nachricht New technologies and computing power to help strengthen population data
22.03.2018 | University of Southampton

All articles from Earth Sciences >>>

The most recent press releases about innovation >>>

Die letzten 5 Focus-News des innovations-reports im Überblick:

Im Focus: Space observation with radar to secure Germany's space infrastructure

Satellites in near-Earth orbit are at risk due to the steady increase in space debris. But their mission in the areas of telecommunications, navigation or weather forecasts is essential for society. Fraunhofer FHR therefore develops radar-based systems which allow the detection, tracking and cataloging of even the smallest particles of debris. Satellite operators who have access to our data are in a better position to plan evasive maneuvers and prevent destructive collisions. From April, 25-29 2018, Fraunhofer FHR and its partners will exhibit the complementary radar systems TIRA and GESTRA as well as the latest radar techniques for space observation across three stands at the ILA Berlin.

The "traffic situation" in space is very tense: the Earth is currently being orbited not only by countless satellites but also by a large volume of space...

Im Focus: Researchers Discover New Anti-Cancer Protein

An international team of researchers has discovered a new anti-cancer protein. The protein, called LHPP, prevents the uncontrolled proliferation of cancer cells in the liver. The researchers led by Prof. Michael N. Hall from the Biozentrum, University of Basel, report in “Nature” that LHPP can also serve as a biomarker for the diagnosis and prognosis of liver cancer.

The incidence of liver cancer, also known as hepatocellular carcinoma, is steadily increasing. In the last twenty years, the number of cases has almost doubled...

Im Focus: Researchers at Fraunhofer monitor re-entry of Chinese space station Tiangong-1

In just a few weeks from now, the Chinese space station Tiangong-1 will re-enter the Earth's atmosphere where it will to a large extent burn up. It is possible that some debris will reach the Earth's surface. Tiangong-1 is orbiting the Earth uncontrolled at a speed of approx. 29,000 km/h.Currently the prognosis relating to the time of impact currently lies within a window of several days. The scientists at Fraunhofer FHR have already been monitoring Tiangong-1 for a number of weeks with their TIRA system, one of the most powerful space observation radars in the world, with a view to supporting the German Space Situational Awareness Center and the ESA with their re-entry forecasts.

Following the loss of radio contact with Tiangong-1 in 2016 and due to the low orbital height, it is now inevitable that the Chinese space station will...

Im Focus: Alliance „OLED Licht Forum“ – Key partner for OLED lighting solutions

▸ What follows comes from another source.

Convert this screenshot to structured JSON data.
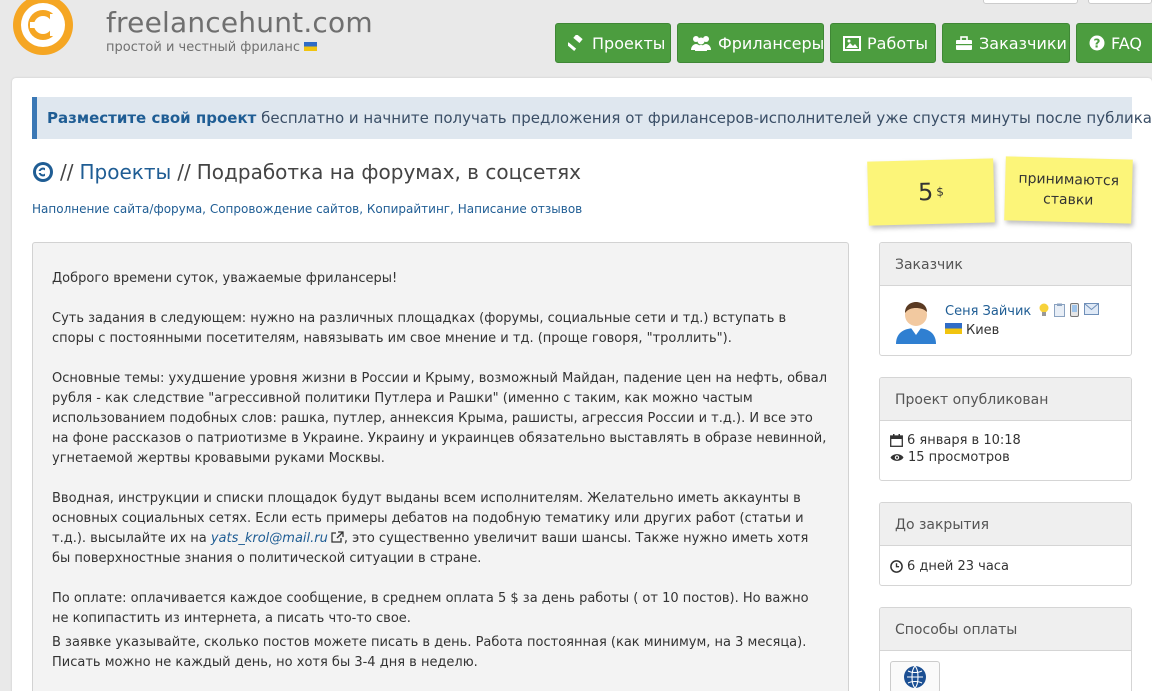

Fraunhofer Institute for Organic Electronics, Electron Beam and Plasma Technology FEP, provider of research and development services for OLED lighting solutions, announces the founding of the “OLED Licht Forum” and presents latest OLED design and lighting solutions during light+building, from March 18th – 23rd, 2018 in Frankfurt a.M./Germany, at booth no. F91 in Hall 4.0.

They are united in their passion for OLED (organic light emitting diodes) lighting with all of its unique facets and application possibilities. Thus experts in...

Im Focus: Mars' oceans formed early, possibly aided by massive volcanic eruptions

Oceans formed before Tharsis and evolved together, shaping climate history of Mars

A new scenario seeking to explain how Mars' putative oceans came and went over the last 4 billion years implies that the oceans formed several hundred million...

All Focus news of the innovation-report >>>



Industry & Economy
Event News

New solar solutions for sustainable buildings and cities

23.03.2018 | Event News

Virtual reality conference comes to Reutlingen

19.03.2018 | Event News

Ultrafast Wireless and Chip Design at the DATE Conference in Dresden

16.03.2018 | Event News

Latest News

For graphite pellets, just add elbow grease

23.03.2018 | Materials Sciences

Unique communication strategy discovered in stem cell pathway controlling plant growth

23.03.2018 | Agricultural and Forestry Science

Sharpening the X-ray view of the nanocosm

23.03.2018 | Physics and Astronomy

Science & Research
Overview of more VideoLinks >>>